> Task brief: Repeat the entries verbatim.

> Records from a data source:
•••••
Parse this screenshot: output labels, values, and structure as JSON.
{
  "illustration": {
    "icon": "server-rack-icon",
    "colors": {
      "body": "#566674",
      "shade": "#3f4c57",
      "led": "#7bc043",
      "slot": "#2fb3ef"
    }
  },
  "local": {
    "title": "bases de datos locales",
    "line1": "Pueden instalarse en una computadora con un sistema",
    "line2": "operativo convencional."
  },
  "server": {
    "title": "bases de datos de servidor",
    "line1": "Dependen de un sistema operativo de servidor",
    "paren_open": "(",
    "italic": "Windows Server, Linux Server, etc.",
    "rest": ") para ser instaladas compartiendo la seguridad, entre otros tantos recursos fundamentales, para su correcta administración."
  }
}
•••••
> The completed task:
Parse this screenshot: output labels, values, and structure as JSON.
{
  "illustration": {
    "icon": "server-rack-icon",
    "colors": {
      "body": "#566674",
      "shade": "#3f4c57",
      "led": "#7bc043",
      "slot": "#2fb3ef"
    }
  },
  "local": {
    "title": "bases de datos locales",
    "line1": "Pueden instalarse en una computadora con un sistema",
    "line2": "operativo convencional."
  },
  "server": {
    "title": "bases de datos de servidor",
    "line1": "Dependen de un sistema operativo de servidor",
    "paren_open": "(",
    "italic": "Windows Server, Linux Server, etc.",
    "rest": ") para ser instaladas compartiendo la seguridad, entre otros tantos recursos fundamentales, para su correcta administración."
  }
}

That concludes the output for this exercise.